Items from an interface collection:
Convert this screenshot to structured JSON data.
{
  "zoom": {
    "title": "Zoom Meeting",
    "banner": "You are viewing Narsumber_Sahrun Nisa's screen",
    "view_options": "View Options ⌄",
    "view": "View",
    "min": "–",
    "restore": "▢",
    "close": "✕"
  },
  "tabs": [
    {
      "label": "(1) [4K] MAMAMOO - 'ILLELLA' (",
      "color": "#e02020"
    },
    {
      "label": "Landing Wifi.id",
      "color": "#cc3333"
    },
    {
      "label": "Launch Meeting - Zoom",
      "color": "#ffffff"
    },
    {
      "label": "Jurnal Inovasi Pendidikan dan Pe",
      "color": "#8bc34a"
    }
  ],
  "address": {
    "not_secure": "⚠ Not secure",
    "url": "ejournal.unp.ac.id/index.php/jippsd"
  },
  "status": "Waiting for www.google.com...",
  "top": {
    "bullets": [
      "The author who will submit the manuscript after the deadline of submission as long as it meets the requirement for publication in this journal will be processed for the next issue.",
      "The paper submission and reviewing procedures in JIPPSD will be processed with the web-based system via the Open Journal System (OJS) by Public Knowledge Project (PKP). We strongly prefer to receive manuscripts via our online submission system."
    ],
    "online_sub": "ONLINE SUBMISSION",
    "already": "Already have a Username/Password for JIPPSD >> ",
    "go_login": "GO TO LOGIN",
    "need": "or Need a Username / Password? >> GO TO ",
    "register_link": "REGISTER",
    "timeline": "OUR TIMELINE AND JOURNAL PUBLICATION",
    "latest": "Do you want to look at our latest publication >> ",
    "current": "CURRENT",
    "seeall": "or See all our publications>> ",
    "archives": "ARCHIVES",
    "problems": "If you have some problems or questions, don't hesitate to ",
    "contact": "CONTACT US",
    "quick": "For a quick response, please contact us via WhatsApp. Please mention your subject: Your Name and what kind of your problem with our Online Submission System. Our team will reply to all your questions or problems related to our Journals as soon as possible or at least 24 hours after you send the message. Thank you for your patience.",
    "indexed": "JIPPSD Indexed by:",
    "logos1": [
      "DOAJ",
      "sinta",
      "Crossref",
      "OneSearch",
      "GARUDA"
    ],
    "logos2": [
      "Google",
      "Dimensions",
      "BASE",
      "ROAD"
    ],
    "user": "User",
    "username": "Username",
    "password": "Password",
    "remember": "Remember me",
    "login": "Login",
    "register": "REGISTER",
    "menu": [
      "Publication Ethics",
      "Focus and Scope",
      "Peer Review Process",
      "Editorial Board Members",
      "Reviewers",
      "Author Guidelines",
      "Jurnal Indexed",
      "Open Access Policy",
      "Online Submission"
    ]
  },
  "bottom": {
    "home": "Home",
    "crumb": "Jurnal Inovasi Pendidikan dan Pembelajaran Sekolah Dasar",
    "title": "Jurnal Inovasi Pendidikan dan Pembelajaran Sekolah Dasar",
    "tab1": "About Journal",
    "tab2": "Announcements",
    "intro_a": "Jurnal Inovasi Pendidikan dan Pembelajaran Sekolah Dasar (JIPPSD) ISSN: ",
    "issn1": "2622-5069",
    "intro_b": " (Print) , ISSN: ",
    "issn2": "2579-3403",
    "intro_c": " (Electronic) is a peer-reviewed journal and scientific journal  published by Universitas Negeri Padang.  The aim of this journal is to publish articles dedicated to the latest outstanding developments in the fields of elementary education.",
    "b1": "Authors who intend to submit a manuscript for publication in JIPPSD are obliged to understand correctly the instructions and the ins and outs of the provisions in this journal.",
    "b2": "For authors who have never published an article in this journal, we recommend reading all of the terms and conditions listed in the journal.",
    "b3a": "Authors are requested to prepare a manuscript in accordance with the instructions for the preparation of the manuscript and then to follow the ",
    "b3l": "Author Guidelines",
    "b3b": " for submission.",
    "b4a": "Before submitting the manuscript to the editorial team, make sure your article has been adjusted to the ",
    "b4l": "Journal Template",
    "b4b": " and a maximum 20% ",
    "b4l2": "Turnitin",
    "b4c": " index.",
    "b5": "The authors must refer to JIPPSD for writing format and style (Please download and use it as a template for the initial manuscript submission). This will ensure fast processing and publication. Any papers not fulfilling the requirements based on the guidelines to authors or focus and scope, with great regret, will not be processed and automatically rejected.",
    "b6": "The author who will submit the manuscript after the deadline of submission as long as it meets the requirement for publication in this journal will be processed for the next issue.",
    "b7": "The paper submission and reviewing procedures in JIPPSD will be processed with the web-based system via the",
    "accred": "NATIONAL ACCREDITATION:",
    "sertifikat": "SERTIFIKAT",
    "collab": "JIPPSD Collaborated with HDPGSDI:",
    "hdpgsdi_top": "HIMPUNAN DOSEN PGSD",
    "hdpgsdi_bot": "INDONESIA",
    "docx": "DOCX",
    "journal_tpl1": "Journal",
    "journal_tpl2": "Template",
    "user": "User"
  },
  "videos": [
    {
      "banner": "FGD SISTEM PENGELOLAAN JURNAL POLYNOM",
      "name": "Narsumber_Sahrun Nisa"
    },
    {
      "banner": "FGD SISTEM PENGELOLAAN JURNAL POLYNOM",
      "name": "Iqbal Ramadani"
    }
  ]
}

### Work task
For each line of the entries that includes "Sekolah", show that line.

### Answer below
    "crumb": "Jurnal Inovasi Pendidikan dan Pembelajaran Sekolah Dasar",
    "title": "Jurnal Inovasi Pendidikan dan Pembelajaran Sekolah Dasar",
    "intro_a": "Jurnal Inovasi Pendidikan dan Pembelajaran Sekolah Dasar (JIPPSD) ISSN: ",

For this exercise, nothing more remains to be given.